**What is required**
The job is to find each line of the records below that includes the word "subtitle" and copy it.

::::::::::

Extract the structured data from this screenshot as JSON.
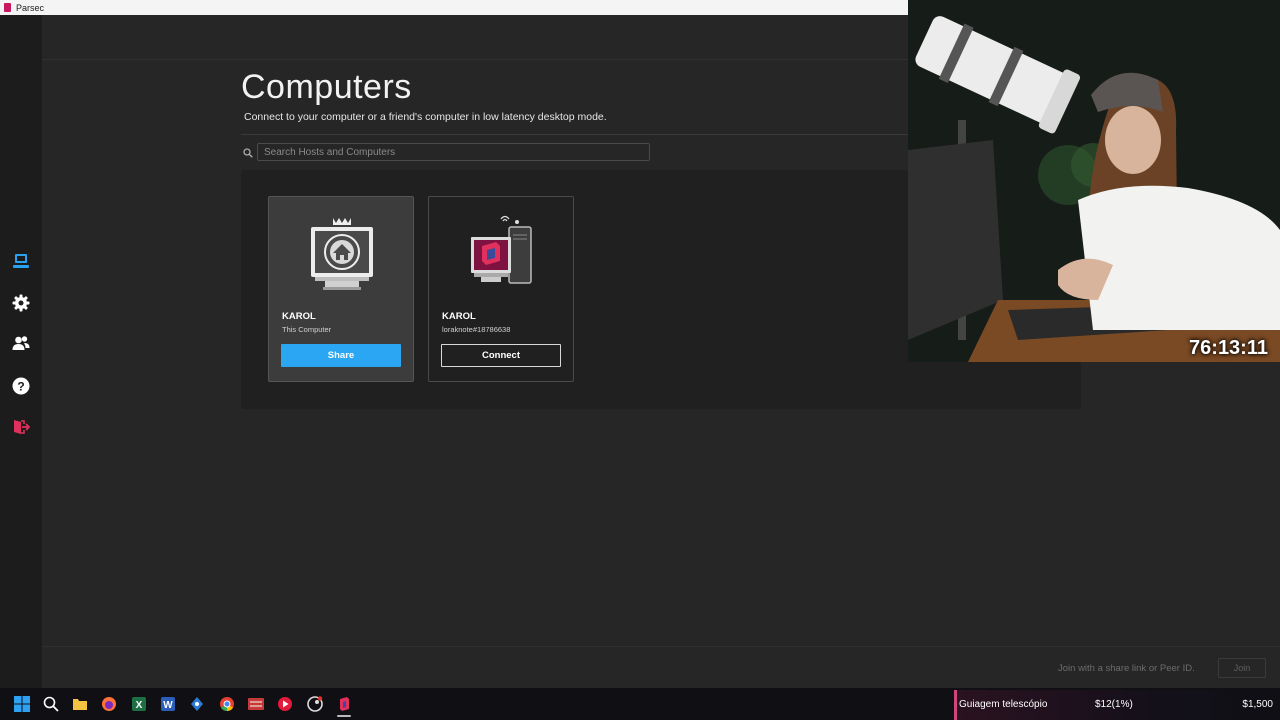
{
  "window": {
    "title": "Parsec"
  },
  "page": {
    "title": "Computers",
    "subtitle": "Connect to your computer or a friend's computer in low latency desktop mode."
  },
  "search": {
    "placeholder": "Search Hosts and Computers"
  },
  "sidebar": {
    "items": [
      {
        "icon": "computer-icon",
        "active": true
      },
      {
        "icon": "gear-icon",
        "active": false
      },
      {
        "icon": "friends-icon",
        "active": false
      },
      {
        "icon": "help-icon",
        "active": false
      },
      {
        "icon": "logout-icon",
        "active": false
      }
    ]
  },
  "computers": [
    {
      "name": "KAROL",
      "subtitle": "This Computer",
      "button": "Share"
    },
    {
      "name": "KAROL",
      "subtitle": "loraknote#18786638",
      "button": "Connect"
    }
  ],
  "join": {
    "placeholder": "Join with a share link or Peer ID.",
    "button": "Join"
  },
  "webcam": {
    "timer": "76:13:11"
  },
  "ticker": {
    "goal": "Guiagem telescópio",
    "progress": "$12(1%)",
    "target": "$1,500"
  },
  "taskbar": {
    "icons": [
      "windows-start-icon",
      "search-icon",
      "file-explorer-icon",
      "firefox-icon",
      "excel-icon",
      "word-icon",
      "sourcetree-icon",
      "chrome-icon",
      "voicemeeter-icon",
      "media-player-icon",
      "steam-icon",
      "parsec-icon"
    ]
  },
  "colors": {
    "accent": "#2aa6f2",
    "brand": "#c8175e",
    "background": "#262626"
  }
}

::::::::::

**Written solution**
    "subtitle": "Connect to your computer or a friend's computer in low latency desktop mode."
      "subtitle": "This Computer",
      "subtitle": "loraknote#18786638",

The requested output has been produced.